Let me say first of all, that I mostly like Flot as a charting application. It provides a lot of charting functionality and is reasonably good looking. But sometimes it is a bit of a pain to deal with. Case in point; I wanted to create a chart that had floating columns (Flot, in my opinion incorrectly, calls vertical columns, bars). In essence, what I wanted was this: Well, it can be done but, after I spent far too many hours trying to figure out how, it is not exactly clear

Webview orientation with Phonegap

I was having this really weird problem in PhoneGap where when the orientation would change the webview would not resize to fit the whole screen.  Turns out that the meta viewport tag was causing the problem.  My viewport setting was this: 1 <meta name="viewport" content="width=device-width, initial-scale=1.0, minimum-scale=1.0, maximum-scale=1.0, user-scalable=no"/> So when I would re-orient my iPad to landscape it would still be using the device-width setting for its width.  So what I did was bind to the orientationchange event and call a JavaScript function each time the page re-oriented.  That

Get viewport size width and height with javascript – Javascript – Blog / Andy Langtons Website

Get viewport size width and height with javascript – Javascript – Blog / Andy Langtons Website.
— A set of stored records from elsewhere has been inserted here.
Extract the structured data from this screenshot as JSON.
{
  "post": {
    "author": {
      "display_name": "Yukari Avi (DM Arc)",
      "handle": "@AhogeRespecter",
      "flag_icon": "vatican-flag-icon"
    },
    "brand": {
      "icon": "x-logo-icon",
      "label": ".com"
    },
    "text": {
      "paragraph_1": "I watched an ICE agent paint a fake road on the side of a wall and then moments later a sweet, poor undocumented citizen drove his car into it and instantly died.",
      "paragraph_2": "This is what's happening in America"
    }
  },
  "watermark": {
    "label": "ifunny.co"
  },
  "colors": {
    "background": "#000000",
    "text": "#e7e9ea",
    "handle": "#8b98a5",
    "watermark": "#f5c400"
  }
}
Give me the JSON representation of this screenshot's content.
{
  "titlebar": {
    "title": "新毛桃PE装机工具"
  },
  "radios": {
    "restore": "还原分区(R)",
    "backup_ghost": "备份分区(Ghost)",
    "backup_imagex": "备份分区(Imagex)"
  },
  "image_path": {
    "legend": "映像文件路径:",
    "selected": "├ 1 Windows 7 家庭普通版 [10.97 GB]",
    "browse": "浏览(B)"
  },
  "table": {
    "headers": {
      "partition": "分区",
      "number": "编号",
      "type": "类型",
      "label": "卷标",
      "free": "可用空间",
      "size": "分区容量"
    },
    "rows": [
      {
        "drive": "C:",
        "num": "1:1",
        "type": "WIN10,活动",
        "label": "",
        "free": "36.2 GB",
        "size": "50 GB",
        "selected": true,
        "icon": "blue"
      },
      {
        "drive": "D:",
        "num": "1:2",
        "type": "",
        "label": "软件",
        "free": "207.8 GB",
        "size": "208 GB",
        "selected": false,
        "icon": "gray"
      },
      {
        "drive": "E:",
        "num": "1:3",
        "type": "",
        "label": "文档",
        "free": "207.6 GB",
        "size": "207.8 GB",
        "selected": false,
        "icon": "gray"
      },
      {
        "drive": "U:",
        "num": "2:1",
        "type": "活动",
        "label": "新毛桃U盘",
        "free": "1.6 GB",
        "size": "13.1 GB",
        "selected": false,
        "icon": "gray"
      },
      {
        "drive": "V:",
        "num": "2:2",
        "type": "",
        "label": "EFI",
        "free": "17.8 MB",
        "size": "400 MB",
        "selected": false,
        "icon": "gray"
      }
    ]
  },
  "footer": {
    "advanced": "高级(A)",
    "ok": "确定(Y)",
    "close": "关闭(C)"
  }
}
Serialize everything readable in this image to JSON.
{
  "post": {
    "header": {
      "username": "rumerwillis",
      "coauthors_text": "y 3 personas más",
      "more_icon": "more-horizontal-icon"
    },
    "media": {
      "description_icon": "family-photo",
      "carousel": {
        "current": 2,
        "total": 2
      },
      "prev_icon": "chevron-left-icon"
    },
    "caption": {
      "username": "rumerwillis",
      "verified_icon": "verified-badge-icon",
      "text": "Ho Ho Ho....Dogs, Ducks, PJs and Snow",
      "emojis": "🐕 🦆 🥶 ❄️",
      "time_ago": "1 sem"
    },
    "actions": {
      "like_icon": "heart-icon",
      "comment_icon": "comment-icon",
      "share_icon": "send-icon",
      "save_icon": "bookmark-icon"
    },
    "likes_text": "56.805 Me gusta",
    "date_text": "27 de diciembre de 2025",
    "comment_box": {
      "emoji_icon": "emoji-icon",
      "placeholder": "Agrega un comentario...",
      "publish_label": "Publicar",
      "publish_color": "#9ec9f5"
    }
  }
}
This is a neat little snippet of JavaScript code to get the size of your viewport on a browser.  I’m doing some work with progressive HTML rendering and viewport height is pretty important there.  This seems to  work.  Will be having a longer blog post coming up on the topic of progressive rendering.

Transform performance on mobile applications
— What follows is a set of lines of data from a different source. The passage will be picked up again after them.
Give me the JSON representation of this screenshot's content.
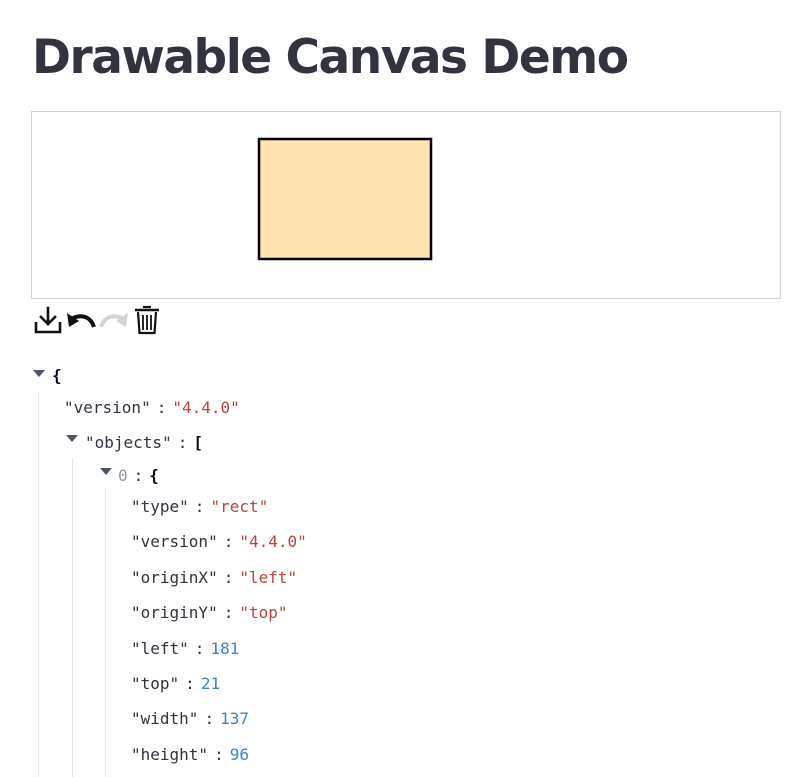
{
  "page": {
    "title": "Drawable Canvas Demo"
  },
  "canvas": {
    "background_color": "#ffffff",
    "shape": {
      "type": "rect",
      "fill": "#ffe3b0",
      "stroke": "#000000"
    }
  },
  "toolbar": {
    "items": [
      {
        "icon": "download-icon",
        "enabled": true
      },
      {
        "icon": "undo-icon",
        "enabled": true
      },
      {
        "icon": "redo-icon",
        "enabled": false
      },
      {
        "icon": "trash-icon",
        "enabled": true
      }
    ]
  },
  "json_view": {
    "root_open": "{",
    "version_key": "\"version\"",
    "version_value": "\"4.4.0\"",
    "objects_key": "\"objects\"",
    "objects_open": "[",
    "item_index": "0",
    "item_open": "{",
    "colon": ":",
    "fields": [
      {
        "key": "\"type\"",
        "value": "\"rect\"",
        "kind": "string"
      },
      {
        "key": "\"version\"",
        "value": "\"4.4.0\"",
        "kind": "string"
      },
      {
        "key": "\"originX\"",
        "value": "\"left\"",
        "kind": "string"
      },
      {
        "key": "\"originY\"",
        "value": "\"top\"",
        "kind": "string"
      },
      {
        "key": "\"left\"",
        "value": "181",
        "kind": "number"
      },
      {
        "key": "\"top\"",
        "value": "21",
        "kind": "number"
      },
      {
        "key": "\"width\"",
        "value": "137",
        "kind": "number"
      },
      {
        "key": "\"height\"",
        "value": "96",
        "kind": "number"
      }
    ]
  }
}
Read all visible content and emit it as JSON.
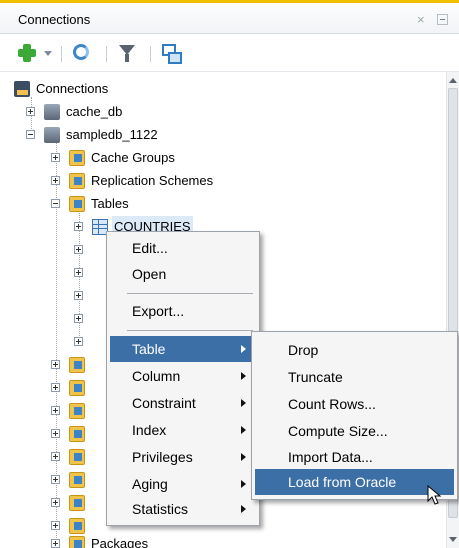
{
  "panel": {
    "title": "Connections",
    "close_glyph": "×"
  },
  "toolbar": {
    "icons": [
      "add-connection-icon",
      "dropdown-arrow-icon",
      "refresh-icon",
      "filter-icon",
      "schema-browser-icon"
    ]
  },
  "tree": {
    "root": "Connections",
    "items": [
      {
        "label": "cache_db"
      },
      {
        "label": "sampledb_1122"
      },
      {
        "label": "Cache Groups"
      },
      {
        "label": "Replication Schemes"
      },
      {
        "label": "Tables"
      },
      {
        "label": "COUNTRIES"
      },
      {
        "label": "Packages"
      }
    ]
  },
  "context_menu": {
    "items": [
      {
        "label": "Edit..."
      },
      {
        "label": "Open"
      },
      {
        "label": "Export..."
      },
      {
        "label": "Table"
      },
      {
        "label": "Column"
      },
      {
        "label": "Constraint"
      },
      {
        "label": "Index"
      },
      {
        "label": "Privileges"
      },
      {
        "label": "Aging"
      },
      {
        "label": "Statistics"
      }
    ]
  },
  "submenu": {
    "items": [
      {
        "label": "Drop"
      },
      {
        "label": "Truncate"
      },
      {
        "label": "Count Rows..."
      },
      {
        "label": "Compute Size..."
      },
      {
        "label": "Import Data..."
      },
      {
        "label": "Load from Oracle"
      }
    ]
  },
  "colors": {
    "accent": "#3d6fa7",
    "title_border": "#f0c000"
  }
}
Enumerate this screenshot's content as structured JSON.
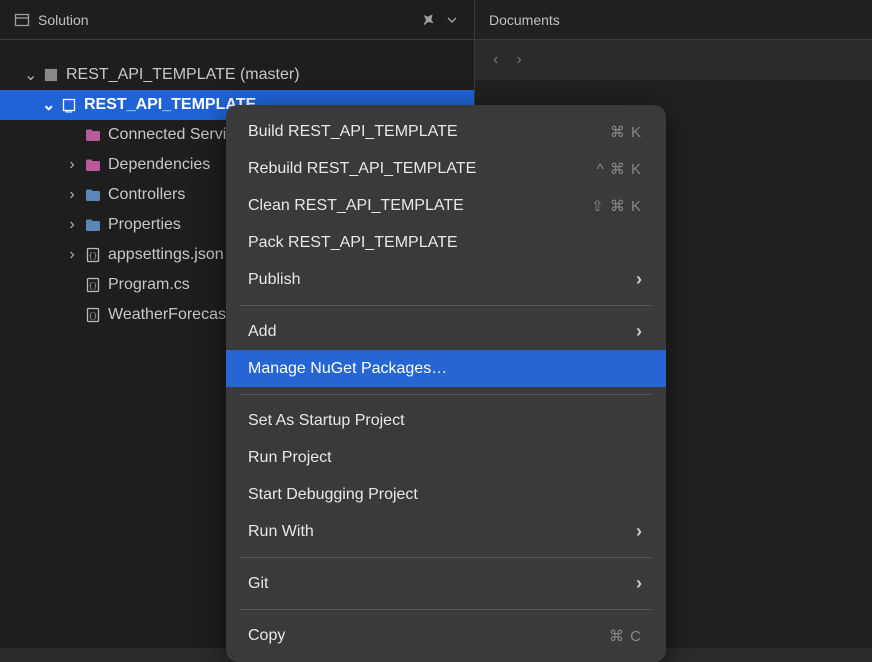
{
  "panels": {
    "solution": {
      "title": "Solution"
    },
    "documents": {
      "title": "Documents"
    }
  },
  "tree": {
    "solution": {
      "label": "REST_API_TEMPLATE (master)"
    },
    "project": {
      "label": "REST_API_TEMPLATE"
    },
    "items": [
      {
        "label": "Connected Services",
        "iconKind": "folder-pink",
        "caret": ""
      },
      {
        "label": "Dependencies",
        "iconKind": "folder-pink",
        "caret": "›"
      },
      {
        "label": "Controllers",
        "iconKind": "folder",
        "caret": "›"
      },
      {
        "label": "Properties",
        "iconKind": "folder",
        "caret": "›"
      },
      {
        "label": "appsettings.json",
        "iconKind": "code",
        "caret": "›"
      },
      {
        "label": "Program.cs",
        "iconKind": "code",
        "caret": ""
      },
      {
        "label": "WeatherForecast.cs",
        "iconKind": "code",
        "caret": ""
      }
    ]
  },
  "contextMenu": {
    "groups": [
      [
        {
          "label": "Build REST_API_TEMPLATE",
          "shortcut": "⌘ K"
        },
        {
          "label": "Rebuild REST_API_TEMPLATE",
          "shortcut": "^ ⌘ K"
        },
        {
          "label": "Clean REST_API_TEMPLATE",
          "shortcut": "⇧ ⌘ K"
        },
        {
          "label": "Pack REST_API_TEMPLATE"
        },
        {
          "label": "Publish",
          "submenu": true
        }
      ],
      [
        {
          "label": "Add",
          "submenu": true
        },
        {
          "label": "Manage NuGet Packages…",
          "highlight": true
        }
      ],
      [
        {
          "label": "Set As Startup Project"
        },
        {
          "label": "Run Project"
        },
        {
          "label": "Start Debugging Project"
        },
        {
          "label": "Run With",
          "submenu": true
        }
      ],
      [
        {
          "label": "Git",
          "submenu": true
        }
      ],
      [
        {
          "label": "Copy",
          "shortcut": "⌘ C"
        }
      ]
    ]
  }
}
Just a quick one today.  I have read on several web pages that if you want to speed up the rendering of your site that you need to add -webkit-transform: translate3d(0,0,0) to the page elements to have the browser use the GPU to render the page instead of the CPU. I tried this trick several times and it never seemed to work.  But I think that today I figured out why not. I would apply this trick to a container element that houses the things that were animating.  This may not
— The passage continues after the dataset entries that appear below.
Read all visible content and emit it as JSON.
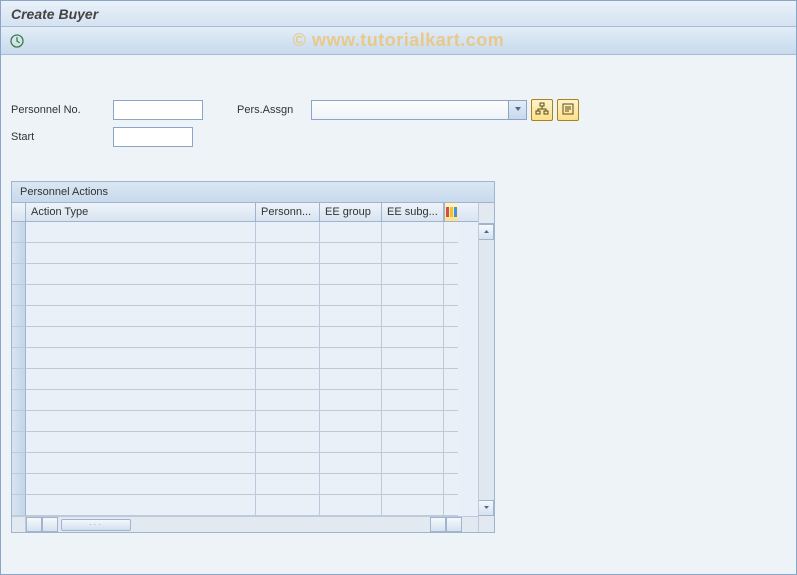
{
  "title": "Create Buyer",
  "watermark": "© www.tutorialkart.com",
  "form": {
    "personnel_no_label": "Personnel No.",
    "personnel_no_value": "",
    "start_label": "Start",
    "start_value": "",
    "pers_assgn_label": "Pers.Assgn",
    "pers_assgn_value": ""
  },
  "icons": {
    "execute": "clock-icon",
    "org_assignment": "org-tree-icon",
    "display_details": "details-icon",
    "dropdown": "chevron-down-icon",
    "config": "table-config-icon",
    "scroll_up": "arrow-up-icon",
    "scroll_down": "arrow-down-icon",
    "scroll_left": "arrow-left-icon",
    "scroll_right": "arrow-right-icon"
  },
  "section": {
    "title": "Personnel Actions",
    "columns": [
      "Action Type",
      "Personn...",
      "EE group",
      "EE subg..."
    ],
    "row_count": 14
  }
}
Handling clicks for mobile platforms [UPDATED]

I’ve been doing a lot of work in Phonegap lately and I really like it.  However, one of the things I don’t like is that click events are really, really slow.  There’s a reason for this.  How does the browser know if it’s a click or the beginning of a move?  The answer to this is to bind your click events to the “touchend” event. So, in JQuery you would previously do something like this. 1 target.bind(’click’, callback); But that introduces the lag.  So I wrote a little function where